§ **Problem**: Below are some entries. Count how many of their lines include "JSON", then give that number only.

§ **Data for analysis**:
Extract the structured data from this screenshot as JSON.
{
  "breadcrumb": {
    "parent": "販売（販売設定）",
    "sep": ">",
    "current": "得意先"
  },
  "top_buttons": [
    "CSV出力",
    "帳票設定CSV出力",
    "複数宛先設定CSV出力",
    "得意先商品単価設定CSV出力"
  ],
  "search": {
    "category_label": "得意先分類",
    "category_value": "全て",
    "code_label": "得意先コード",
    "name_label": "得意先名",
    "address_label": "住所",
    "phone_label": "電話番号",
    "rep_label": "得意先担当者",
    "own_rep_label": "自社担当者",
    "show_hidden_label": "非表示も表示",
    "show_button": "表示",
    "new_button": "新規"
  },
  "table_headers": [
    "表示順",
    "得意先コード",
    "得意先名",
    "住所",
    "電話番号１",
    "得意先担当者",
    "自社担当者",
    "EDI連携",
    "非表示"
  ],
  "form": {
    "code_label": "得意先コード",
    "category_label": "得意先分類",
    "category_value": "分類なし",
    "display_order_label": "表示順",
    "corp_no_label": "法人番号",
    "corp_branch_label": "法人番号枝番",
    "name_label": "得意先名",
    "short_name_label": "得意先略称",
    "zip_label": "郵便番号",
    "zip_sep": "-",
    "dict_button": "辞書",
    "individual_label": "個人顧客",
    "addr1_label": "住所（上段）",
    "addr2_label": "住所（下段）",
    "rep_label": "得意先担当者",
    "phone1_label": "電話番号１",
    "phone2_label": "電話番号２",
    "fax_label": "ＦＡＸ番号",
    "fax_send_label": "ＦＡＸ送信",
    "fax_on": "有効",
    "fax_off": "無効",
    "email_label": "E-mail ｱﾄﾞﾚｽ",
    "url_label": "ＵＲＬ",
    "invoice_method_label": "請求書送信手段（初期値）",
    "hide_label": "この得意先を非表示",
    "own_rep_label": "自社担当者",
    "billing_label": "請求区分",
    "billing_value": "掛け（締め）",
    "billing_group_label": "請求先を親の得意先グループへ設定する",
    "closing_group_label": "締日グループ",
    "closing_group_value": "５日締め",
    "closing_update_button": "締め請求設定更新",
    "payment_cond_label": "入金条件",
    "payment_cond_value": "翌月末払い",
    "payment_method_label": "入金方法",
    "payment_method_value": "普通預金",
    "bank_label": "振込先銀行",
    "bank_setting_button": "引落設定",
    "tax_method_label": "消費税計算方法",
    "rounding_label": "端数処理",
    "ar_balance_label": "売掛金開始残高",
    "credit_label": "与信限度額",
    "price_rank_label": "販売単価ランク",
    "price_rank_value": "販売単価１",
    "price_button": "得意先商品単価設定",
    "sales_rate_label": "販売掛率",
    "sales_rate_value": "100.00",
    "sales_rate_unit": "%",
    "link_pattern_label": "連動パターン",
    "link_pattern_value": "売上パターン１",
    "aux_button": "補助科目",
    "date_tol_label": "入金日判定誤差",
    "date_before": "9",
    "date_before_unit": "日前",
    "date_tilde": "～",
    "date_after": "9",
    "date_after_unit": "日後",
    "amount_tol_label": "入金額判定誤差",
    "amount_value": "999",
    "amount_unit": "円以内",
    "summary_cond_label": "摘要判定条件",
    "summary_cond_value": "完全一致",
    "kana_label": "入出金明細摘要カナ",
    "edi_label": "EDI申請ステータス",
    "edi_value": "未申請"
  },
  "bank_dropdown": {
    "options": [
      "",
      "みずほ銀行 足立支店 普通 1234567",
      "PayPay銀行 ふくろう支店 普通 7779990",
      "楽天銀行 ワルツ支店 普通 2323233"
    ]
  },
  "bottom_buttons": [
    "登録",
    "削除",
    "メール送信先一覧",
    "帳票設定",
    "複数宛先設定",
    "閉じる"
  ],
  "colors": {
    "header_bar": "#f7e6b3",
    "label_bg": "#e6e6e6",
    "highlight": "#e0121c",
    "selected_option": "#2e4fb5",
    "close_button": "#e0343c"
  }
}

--

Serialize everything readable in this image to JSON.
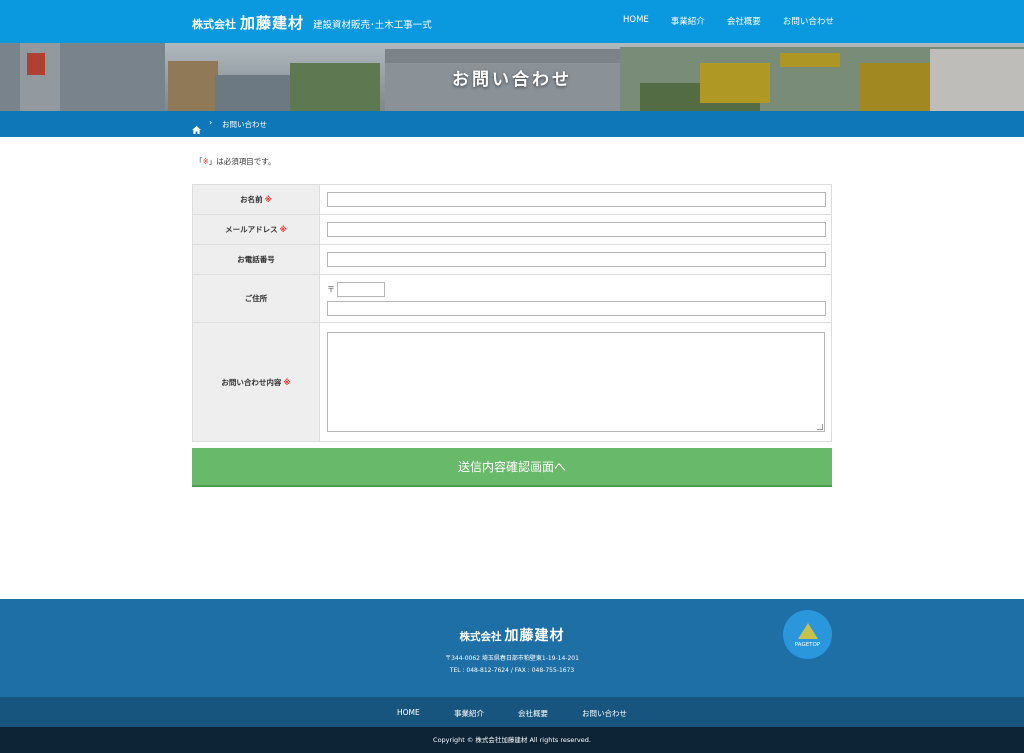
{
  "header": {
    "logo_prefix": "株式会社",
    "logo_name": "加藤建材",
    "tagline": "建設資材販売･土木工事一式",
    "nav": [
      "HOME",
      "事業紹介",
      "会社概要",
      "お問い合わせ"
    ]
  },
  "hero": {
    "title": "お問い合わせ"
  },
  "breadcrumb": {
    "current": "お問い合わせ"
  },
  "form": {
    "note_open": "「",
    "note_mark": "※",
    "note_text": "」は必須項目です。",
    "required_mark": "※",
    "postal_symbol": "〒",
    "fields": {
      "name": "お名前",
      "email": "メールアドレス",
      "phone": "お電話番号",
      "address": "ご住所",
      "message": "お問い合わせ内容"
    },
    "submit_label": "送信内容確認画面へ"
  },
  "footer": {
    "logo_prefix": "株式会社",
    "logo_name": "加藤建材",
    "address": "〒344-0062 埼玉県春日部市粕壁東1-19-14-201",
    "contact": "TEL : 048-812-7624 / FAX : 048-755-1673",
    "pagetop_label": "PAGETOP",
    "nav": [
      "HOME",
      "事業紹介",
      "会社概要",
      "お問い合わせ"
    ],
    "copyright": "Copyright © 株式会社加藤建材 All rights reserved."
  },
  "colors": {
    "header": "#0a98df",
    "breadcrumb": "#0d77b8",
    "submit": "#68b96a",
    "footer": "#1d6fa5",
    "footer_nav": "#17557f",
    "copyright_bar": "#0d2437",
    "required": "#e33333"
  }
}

§ **Exercise result**: 2